The regular Corolla sedan is so successful it now has a hatchback, a hybrid, and an SUV in the form of the Corolla Cross, so first-time car buyers are spoiled for choice.
#9 Hyundai Sonata
A Honda Accord or Toyota Camry may spring to mind when singling out the ideal model in the midsize sedan class.
Still, teenagers and new drivers will be hard-pressed to find a greater bang-for-the-buck purchase than the excellent value-for-money Hyundai Sonata – it’s one of the cheapest midsize sedans.
For taller or larger teens needing slightly more space to stretch than a compact option, Sonata’s appreciably roomy interior matching larger vehicles will appeal.
Besides, its large trunk opening and sizable cargo area mean a college student will have plenty of space for moving items or the occasional road trip.
Like most models from this Korean carmaker, the Sonata is feature-rich and comes with generous warranty coverage.
#10 Chevrolet Bolt EV
As the industry transition into alternative energy sources to power everyday vehicles, it is as good a time for new drivers to consider an electric first car, not least because it eliminates trips to the gas station.
While most new EVs surpass the $30k price tag, the Chevy Bolt is one of the few that sells for less, its $26k starting price rivaling many gasoline-only and hybrid first-car options in this post.
The Bolt EV is decidedly big on value, offering a roomy cabin, many standard tech and convenience features, and over 250 miles of electric range, which is above average for its class and price.
Although a compact EV, the Bolt’s doors open wide, and once inside, the generous head and legroom mean taller drivers will not struggle to get comfortable.
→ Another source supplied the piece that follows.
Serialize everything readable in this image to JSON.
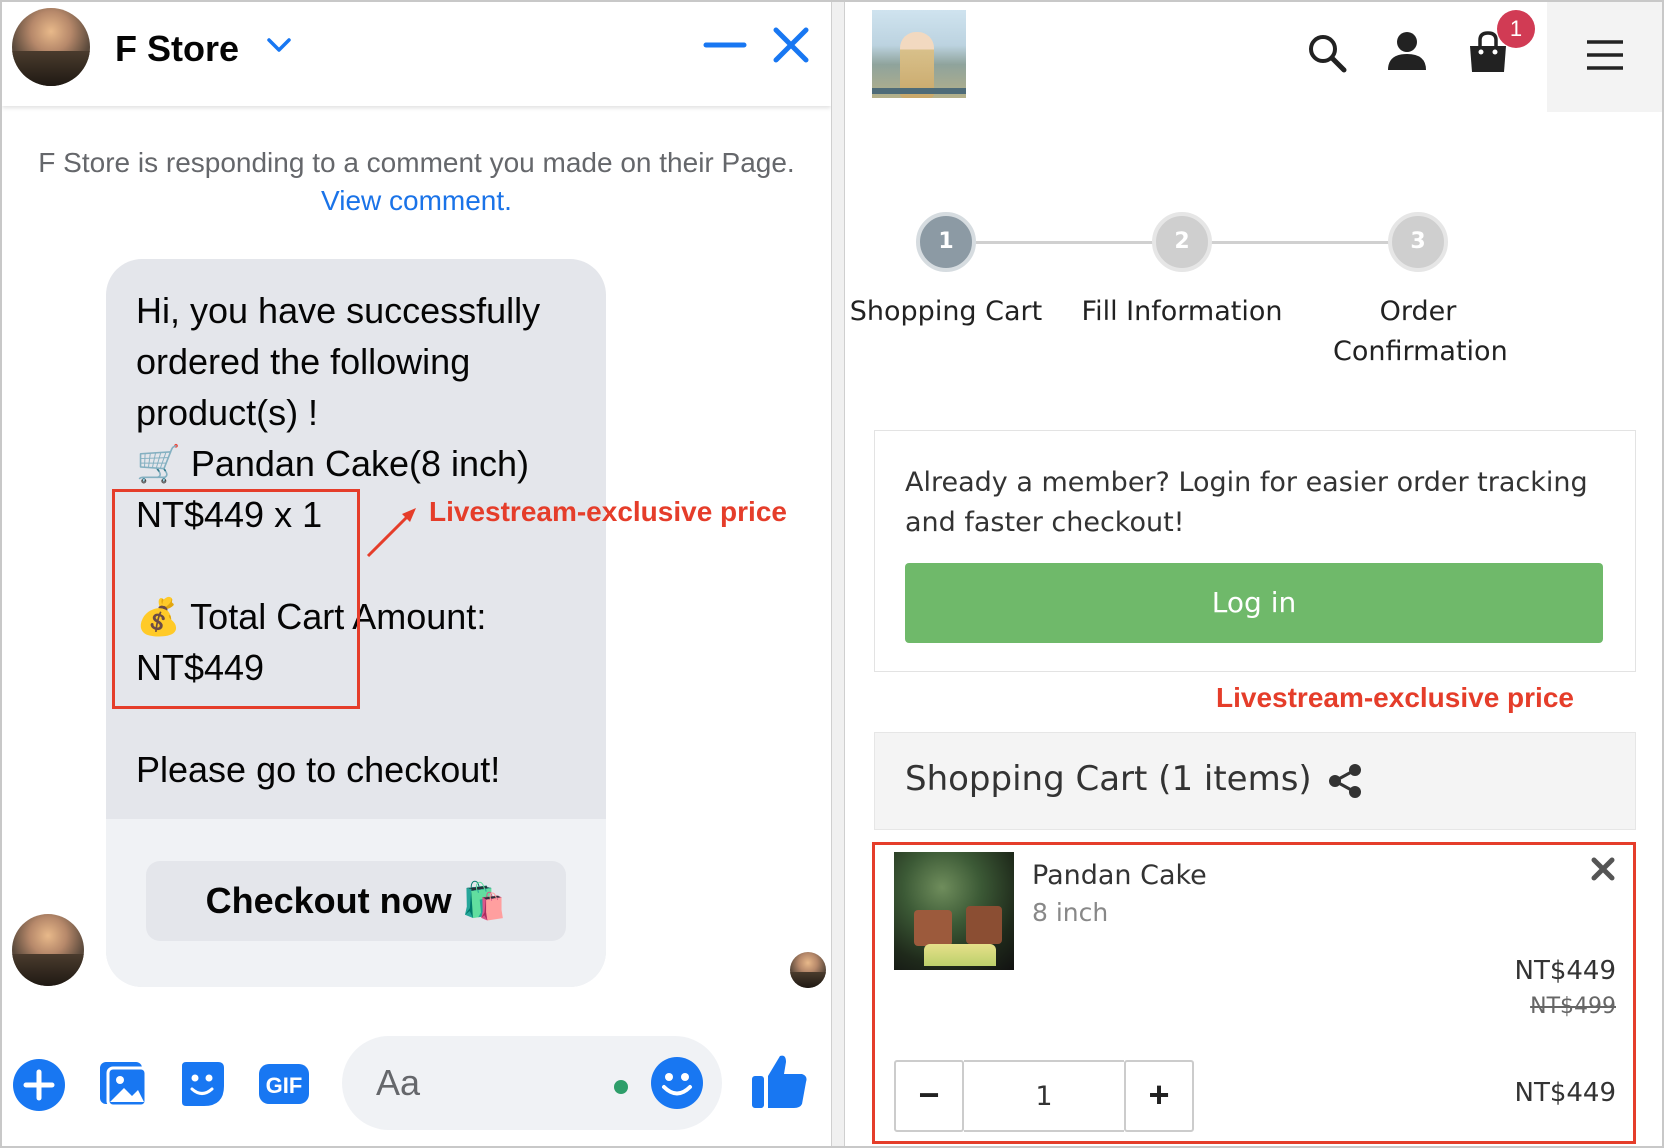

It accelerates as rapidly as the steering is responsive, giving it a nimbleness that’s handy around town.